EAST MOLINE, Illinois - People who work at Hope Creek Care Center are nervous as the Rock Island County Board works to sell the nursing home. The sale will help pay the more than $20 Million worth of debt the nursing home is costing taxpayers.
"What will happen if the facility sells?
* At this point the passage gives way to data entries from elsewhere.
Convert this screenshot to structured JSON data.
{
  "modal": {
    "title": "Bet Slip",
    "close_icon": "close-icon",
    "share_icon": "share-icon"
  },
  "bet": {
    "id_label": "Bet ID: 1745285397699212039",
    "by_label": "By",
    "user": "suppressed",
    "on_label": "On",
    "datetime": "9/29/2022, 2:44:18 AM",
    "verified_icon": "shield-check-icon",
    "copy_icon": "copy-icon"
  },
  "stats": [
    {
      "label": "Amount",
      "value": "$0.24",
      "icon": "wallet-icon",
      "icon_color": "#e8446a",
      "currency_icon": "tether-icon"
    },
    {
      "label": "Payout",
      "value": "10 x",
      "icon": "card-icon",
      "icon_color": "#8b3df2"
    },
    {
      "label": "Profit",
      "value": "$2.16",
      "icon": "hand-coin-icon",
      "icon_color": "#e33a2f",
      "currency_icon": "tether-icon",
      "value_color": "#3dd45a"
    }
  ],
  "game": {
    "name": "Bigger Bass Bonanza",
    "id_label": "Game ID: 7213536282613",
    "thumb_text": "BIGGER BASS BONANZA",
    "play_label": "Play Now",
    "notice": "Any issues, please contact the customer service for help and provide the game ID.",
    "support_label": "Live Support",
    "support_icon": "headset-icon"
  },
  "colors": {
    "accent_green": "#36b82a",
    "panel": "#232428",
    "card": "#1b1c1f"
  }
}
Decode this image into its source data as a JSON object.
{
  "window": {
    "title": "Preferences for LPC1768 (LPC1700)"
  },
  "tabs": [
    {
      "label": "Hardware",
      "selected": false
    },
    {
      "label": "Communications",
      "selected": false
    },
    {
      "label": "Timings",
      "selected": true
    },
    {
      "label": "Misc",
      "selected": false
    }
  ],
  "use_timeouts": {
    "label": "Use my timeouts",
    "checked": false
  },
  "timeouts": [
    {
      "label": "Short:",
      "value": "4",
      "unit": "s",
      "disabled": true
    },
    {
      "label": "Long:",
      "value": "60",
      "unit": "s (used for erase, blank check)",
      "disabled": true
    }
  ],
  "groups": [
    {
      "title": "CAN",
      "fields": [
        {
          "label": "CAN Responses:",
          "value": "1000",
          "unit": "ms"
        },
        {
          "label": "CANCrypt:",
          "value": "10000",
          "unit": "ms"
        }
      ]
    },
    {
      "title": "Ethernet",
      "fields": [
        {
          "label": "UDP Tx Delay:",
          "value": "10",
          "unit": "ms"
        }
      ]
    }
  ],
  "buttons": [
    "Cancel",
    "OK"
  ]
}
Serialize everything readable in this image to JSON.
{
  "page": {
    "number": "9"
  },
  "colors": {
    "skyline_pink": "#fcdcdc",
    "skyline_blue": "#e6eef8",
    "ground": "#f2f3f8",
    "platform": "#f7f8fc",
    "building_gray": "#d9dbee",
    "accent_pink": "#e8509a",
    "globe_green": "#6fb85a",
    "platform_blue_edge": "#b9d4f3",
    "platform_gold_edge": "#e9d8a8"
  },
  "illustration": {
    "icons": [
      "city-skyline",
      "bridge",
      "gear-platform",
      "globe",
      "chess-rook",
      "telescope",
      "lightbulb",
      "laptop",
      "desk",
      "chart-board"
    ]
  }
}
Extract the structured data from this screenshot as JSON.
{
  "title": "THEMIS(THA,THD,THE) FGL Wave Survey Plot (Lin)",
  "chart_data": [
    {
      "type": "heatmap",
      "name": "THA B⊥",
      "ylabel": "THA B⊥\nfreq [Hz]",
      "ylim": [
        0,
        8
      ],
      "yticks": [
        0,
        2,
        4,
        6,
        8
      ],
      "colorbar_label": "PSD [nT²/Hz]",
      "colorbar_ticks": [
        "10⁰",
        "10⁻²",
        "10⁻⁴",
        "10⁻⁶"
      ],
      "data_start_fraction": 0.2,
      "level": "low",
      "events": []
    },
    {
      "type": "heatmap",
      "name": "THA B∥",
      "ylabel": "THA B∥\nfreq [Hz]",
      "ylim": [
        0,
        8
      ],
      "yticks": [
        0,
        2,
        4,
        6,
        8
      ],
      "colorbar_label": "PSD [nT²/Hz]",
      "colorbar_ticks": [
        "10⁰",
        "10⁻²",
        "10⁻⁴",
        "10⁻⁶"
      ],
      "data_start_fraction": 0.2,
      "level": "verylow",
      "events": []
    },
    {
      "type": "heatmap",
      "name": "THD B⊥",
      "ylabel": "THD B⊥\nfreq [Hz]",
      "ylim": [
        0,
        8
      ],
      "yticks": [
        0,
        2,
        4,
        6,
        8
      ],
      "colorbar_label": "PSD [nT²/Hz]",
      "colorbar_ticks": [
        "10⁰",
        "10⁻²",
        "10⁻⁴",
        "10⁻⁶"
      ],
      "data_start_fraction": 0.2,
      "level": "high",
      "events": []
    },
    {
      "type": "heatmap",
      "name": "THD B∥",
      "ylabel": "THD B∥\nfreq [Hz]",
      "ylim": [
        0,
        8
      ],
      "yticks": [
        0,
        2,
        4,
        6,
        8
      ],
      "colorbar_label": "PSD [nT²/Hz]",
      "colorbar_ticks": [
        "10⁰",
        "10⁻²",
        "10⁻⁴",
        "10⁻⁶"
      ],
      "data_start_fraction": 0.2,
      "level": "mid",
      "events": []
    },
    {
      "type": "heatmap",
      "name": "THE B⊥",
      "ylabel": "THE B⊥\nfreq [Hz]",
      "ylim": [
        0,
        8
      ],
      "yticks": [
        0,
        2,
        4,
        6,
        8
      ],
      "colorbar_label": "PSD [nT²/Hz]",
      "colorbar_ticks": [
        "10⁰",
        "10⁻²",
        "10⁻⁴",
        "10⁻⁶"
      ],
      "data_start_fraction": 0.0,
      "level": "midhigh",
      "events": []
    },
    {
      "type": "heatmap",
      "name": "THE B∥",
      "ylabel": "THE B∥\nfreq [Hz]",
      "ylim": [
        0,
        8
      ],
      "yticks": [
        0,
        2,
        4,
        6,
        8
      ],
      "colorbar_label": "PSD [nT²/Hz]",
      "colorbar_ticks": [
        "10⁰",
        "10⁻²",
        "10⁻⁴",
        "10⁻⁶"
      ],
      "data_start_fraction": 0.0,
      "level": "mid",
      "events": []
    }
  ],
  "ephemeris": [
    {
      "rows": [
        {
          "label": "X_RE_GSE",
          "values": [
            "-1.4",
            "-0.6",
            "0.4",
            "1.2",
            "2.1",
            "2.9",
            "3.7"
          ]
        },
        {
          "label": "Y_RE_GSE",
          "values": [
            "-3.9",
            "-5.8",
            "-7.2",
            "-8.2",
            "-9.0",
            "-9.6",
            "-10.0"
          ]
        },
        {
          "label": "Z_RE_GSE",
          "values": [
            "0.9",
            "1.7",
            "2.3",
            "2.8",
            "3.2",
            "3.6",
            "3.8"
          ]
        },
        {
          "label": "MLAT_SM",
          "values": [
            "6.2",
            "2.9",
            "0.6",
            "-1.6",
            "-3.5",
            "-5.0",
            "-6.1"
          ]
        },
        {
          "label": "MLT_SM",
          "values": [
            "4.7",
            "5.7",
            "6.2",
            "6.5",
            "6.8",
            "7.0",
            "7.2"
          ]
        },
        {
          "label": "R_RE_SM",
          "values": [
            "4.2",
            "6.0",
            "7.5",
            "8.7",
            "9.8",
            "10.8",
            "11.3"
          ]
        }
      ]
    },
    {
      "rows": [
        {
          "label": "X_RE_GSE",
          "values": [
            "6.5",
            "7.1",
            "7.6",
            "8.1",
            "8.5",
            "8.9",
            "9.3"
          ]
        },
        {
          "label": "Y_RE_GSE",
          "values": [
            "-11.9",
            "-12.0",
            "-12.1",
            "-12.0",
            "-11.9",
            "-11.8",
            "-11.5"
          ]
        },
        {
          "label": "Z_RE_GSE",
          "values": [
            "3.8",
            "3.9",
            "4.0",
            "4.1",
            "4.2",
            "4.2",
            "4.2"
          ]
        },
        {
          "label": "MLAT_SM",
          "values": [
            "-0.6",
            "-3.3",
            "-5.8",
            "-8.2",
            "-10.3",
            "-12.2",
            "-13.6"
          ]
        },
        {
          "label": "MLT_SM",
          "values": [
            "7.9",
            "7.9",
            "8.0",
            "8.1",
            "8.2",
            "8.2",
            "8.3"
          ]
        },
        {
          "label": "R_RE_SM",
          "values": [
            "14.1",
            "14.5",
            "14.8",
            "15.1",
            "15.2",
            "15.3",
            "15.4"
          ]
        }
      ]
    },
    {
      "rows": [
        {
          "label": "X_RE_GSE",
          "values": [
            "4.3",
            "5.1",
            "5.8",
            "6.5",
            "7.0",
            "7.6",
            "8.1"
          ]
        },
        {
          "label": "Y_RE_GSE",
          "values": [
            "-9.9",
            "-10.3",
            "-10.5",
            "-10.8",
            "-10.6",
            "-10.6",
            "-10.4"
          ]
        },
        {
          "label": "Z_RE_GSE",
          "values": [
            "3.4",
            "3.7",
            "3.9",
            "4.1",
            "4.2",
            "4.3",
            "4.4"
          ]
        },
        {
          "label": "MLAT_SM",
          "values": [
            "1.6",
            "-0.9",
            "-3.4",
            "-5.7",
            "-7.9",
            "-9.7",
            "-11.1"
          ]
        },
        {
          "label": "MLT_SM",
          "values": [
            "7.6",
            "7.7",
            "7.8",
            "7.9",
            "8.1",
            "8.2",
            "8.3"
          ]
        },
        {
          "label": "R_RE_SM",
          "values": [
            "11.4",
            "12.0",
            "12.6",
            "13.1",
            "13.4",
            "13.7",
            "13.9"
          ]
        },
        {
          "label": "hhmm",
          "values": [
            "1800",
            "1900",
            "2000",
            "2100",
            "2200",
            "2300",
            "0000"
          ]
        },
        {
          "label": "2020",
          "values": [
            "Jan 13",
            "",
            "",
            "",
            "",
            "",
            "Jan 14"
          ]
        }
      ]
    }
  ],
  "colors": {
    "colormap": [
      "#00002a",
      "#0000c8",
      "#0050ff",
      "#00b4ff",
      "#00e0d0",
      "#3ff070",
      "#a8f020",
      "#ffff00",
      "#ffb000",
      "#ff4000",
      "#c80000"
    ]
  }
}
Will I have a job," asked Cheryl Campbell.
Campbell has worked for the county-owned nursing home for 15 years and says the county board needs to focus more on the current staff while negotiating the sale of the nursing home.
"I think they need to guarantee us a job here somehow within the sell of the facility," said Campbell.
Her co-workers, married couple Hedi and Brian Fuhr, agree.
"That`s our income, that`s our pension, that`s our retirement, that`s our insurance," said Hedi.
"I think when it comes down to it, this is gonna be one of those things that you don`t realize what you`ve got until its gone," said Brian.
On December 11, the county board met behind closed doors to discuss four offers currently on the table.
County Board Chairman Richard Brunk says selling the nursing home would be the best option for staff and he says he doesn't believe they should worry about losing their jobs, citing a nationwide nursing home staff shortage.
"The reason that I don`t feel that its likely that there would be any type of mass layoffs or terminations is simply because everyone is struggling to maintain their staff," said Brunk.
He says the county is currently operating the nursing home "in crisis mode," and he says the ability to continue operating the nursing home is a "concern" of his.
One of the counties priorities is to sell Hope Creek as an operating nursing home to a buyer that will keep Hope Creek Care Center open, maintaining it's license.
Brunk says because of an over saturation of nursing home beds in our region, if Hope Creek's license goes away, it could be hard to get back.
"If the license goes away, anyone purchasing that facility would have to re-purpose it and there`s obviously a cost to that, which would minimize any value to the property," said Brunk.
Now, with four offers on the table, Brunk said the goal is to finalize a sale within the next month.
"I think once this is done, once this takes place, there’s going to be a sense of relief." said Brunk. "People will realize that those jobs are still there, people will realize that they will still have the opportunity to organize (as a union), people will realize they’ll still have their home, people will realize mom, dad, grandma, grandpa are still in their home."
Still, staff remains hesitant.
"What about us? These are people! These are our lives," said Hedi Fuhr.
Brunk said the sale of the care center will also help return about $5 million dollars to taxpayers.
He believes homeowners would see a property tax decrease after the sale of the nursing home.